-- Problem description --
Repeat the data exactly as it stands.
The records START
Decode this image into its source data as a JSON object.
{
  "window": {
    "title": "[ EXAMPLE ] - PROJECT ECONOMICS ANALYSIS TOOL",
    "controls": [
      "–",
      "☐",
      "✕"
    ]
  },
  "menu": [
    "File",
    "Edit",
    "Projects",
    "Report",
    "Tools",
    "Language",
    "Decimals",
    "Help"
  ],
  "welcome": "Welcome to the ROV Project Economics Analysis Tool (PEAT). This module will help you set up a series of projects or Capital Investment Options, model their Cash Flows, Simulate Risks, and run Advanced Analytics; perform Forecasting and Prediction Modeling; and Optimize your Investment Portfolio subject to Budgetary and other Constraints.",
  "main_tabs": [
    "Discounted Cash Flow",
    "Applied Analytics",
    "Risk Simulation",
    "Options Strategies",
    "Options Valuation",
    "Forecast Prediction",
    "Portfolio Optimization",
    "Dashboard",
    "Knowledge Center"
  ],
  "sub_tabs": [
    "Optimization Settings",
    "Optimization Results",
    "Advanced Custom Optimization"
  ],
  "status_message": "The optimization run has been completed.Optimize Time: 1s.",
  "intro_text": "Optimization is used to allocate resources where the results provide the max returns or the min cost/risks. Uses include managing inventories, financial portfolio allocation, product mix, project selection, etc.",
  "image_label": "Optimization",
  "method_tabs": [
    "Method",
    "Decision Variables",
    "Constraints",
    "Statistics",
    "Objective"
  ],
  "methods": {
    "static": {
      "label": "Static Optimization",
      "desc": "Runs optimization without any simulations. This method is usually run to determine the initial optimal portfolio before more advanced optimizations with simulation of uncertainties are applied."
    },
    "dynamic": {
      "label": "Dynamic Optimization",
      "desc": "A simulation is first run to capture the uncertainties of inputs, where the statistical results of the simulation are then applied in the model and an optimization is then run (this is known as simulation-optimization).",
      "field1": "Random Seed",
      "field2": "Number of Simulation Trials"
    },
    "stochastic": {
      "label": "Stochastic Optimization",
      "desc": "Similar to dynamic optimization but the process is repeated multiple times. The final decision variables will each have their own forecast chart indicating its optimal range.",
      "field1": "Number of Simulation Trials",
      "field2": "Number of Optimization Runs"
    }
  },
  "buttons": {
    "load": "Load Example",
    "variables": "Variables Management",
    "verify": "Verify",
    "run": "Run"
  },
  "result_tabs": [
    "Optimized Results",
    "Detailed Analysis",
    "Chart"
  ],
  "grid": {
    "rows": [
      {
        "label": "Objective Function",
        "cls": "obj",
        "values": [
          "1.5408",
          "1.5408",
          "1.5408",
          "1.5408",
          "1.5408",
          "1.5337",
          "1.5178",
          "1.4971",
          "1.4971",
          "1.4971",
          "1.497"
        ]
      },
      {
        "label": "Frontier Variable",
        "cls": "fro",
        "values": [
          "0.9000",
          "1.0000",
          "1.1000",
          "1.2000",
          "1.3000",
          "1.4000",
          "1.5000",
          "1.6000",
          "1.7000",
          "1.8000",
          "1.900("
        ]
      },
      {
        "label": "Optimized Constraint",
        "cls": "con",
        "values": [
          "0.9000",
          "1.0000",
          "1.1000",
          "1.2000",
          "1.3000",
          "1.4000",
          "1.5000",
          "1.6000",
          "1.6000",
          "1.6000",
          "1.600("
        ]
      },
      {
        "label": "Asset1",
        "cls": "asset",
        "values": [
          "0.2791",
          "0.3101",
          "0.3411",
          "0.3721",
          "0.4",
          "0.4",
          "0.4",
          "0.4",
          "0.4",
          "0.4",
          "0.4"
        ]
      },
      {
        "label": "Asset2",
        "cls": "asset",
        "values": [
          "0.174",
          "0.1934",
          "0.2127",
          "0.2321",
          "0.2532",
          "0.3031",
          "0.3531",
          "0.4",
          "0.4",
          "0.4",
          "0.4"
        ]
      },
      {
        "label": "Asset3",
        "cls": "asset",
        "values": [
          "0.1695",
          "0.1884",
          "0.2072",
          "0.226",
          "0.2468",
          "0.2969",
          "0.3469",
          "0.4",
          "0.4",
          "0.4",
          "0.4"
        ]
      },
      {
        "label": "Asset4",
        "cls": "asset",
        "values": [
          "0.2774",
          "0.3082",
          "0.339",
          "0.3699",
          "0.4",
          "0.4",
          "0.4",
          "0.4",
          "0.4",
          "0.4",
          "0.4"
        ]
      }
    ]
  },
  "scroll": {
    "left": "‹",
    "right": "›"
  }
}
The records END
-- Final answer --
Decode this image into its source data as a JSON object.
{
  "window": {
    "title": "[ EXAMPLE ] - PROJECT ECONOMICS ANALYSIS TOOL",
    "controls": [
      "–",
      "☐",
      "✕"
    ]
  },
  "menu": [
    "File",
    "Edit",
    "Projects",
    "Report",
    "Tools",
    "Language",
    "Decimals",
    "Help"
  ],
  "welcome": "Welcome to the ROV Project Economics Analysis Tool (PEAT). This module will help you set up a series of projects or Capital Investment Options, model their Cash Flows, Simulate Risks, and run Advanced Analytics; perform Forecasting and Prediction Modeling; and Optimize your Investment Portfolio subject to Budgetary and other Constraints.",
  "main_tabs": [
    "Discounted Cash Flow",
    "Applied Analytics",
    "Risk Simulation",
    "Options Strategies",
    "Options Valuation",
    "Forecast Prediction",
    "Portfolio Optimization",
    "Dashboard",
    "Knowledge Center"
  ],
  "sub_tabs": [
    "Optimization Settings",
    "Optimization Results",
    "Advanced Custom Optimization"
  ],
  "status_message": "The optimization run has been completed.Optimize Time: 1s.",
  "intro_text": "Optimization is used to allocate resources where the results provide the max returns or the min cost/risks. Uses include managing inventories, financial portfolio allocation, product mix, project selection, etc.",
  "image_label": "Optimization",
  "method_tabs": [
    "Method",
    "Decision Variables",
    "Constraints",
    "Statistics",
    "Objective"
  ],
  "methods": {
    "static": {
      "label": "Static Optimization",
      "desc": "Runs optimization without any simulations. This method is usually run to determine the initial optimal portfolio before more advanced optimizations with simulation of uncertainties are applied."
    },
    "dynamic": {
      "label": "Dynamic Optimization",
      "desc": "A simulation is first run to capture the uncertainties of inputs, where the statistical results of the simulation are then applied in the model and an optimization is then run (this is known as simulation-optimization).",
      "field1": "Random Seed",
      "field2": "Number of Simulation Trials"
    },
    "stochastic": {
      "label": "Stochastic Optimization",
      "desc": "Similar to dynamic optimization but the process is repeated multiple times. The final decision variables will each have their own forecast chart indicating its optimal range.",
      "field1": "Number of Simulation Trials",
      "field2": "Number of Optimization Runs"
    }
  },
  "buttons": {
    "load": "Load Example",
    "variables": "Variables Management",
    "verify": "Verify",
    "run": "Run"
  },
  "result_tabs": [
    "Optimized Results",
    "Detailed Analysis",
    "Chart"
  ],
  "grid": {
    "rows": [
      {
        "label": "Objective Function",
        "cls": "obj",
        "values": [
          "1.5408",
          "1.5408",
          "1.5408",
          "1.5408",
          "1.5408",
          "1.5337",
          "1.5178",
          "1.4971",
          "1.4971",
          "1.4971",
          "1.497"
        ]
      },
      {
        "label": "Frontier Variable",
        "cls": "fro",
        "values": [
          "0.9000",
          "1.0000",
          "1.1000",
          "1.2000",
          "1.3000",
          "1.4000",
          "1.5000",
          "1.6000",
          "1.7000",
          "1.8000",
          "1.900("
        ]
      },
      {
        "label": "Optimized Constraint",
        "cls": "con",
        "values": [
          "0.9000",
          "1.0000",
          "1.1000",
          "1.2000",
          "1.3000",
          "1.4000",
          "1.5000",
          "1.6000",
          "1.6000",
          "1.6000",
          "1.600("
        ]
      },
      {
        "label": "Asset1",
        "cls": "asset",
        "values": [
          "0.2791",
          "0.3101",
          "0.3411",
          "0.3721",
          "0.4",
          "0.4",
          "0.4",
          "0.4",
          "0.4",
          "0.4",
          "0.4"
        ]
      },
      {
        "label": "Asset2",
        "cls": "asset",
        "values": [
          "0.174",
          "0.1934",
          "0.2127",
          "0.2321",
          "0.2532",
          "0.3031",
          "0.3531",
          "0.4",
          "0.4",
          "0.4",
          "0.4"
        ]
      },
      {
        "label": "Asset3",
        "cls": "asset",
        "values": [
          "0.1695",
          "0.1884",
          "0.2072",
          "0.226",
          "0.2468",
          "0.2969",
          "0.3469",
          "0.4",
          "0.4",
          "0.4",
          "0.4"
        ]
      },
      {
        "label": "Asset4",
        "cls": "asset",
        "values": [
          "0.2774",
          "0.3082",
          "0.339",
          "0.3699",
          "0.4",
          "0.4",
          "0.4",
          "0.4",
          "0.4",
          "0.4",
          "0.4"
        ]
      }
    ]
  },
  "scroll": {
    "left": "‹",
    "right": "›"
  }
}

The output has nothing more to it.